The Country Diary , published daily (with a few exceptions) in the Guardian since 1906, is a continuation of this tradition, with many well known nature writers contributing, including Arthur Ransome in the past and Mark Cocker at present. Many other newspapers also have their own variation. I have a book called Homeland, by the wonderfully named Percy Izzard, published in 1918, the diary of a country year, most of which was first published in the Daily Mail, presumably on a daily basis.



Unusually the publication actually starts with March, being a more hopeful time of year, so the January and February entries come at the end of the book. However I thought I would feature some entries at intervals through 2016 noting any significant differences between then and now. This has been prompted by the recent focus on our ‘strange winter’ in terms of weather and the effects on nature.

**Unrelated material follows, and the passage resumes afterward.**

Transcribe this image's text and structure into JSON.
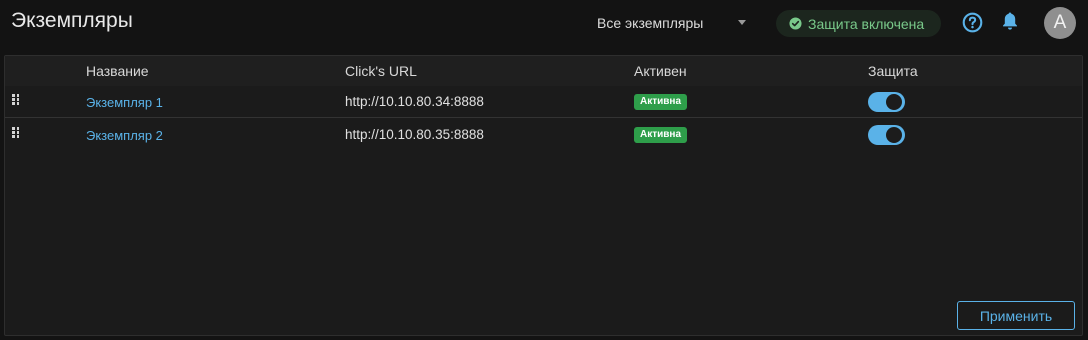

We have had endless rain but generally mild temperatures, and apart from snowdrops which did not seem early to me, signs of new life have been early (apologies to readers in less benign parts of the UK or elsewhere). I don’t remember seeing blackthorn blossom, or daffodils so early as this year. There is no mention of tree blossom this early a century ago, although there are gorse and winter jasmine flowers. I have heard the male fox barking and the first early morning birdsong, both of which are mentioned in January entries.

However as the Jan 22nd entry says “when January plays with April and the blackbird fills his throat for winter song, too often there is trouble in the end. The fields, the gardens and the orchards – the hour of their wide awakening is not yet.”


To be continued…..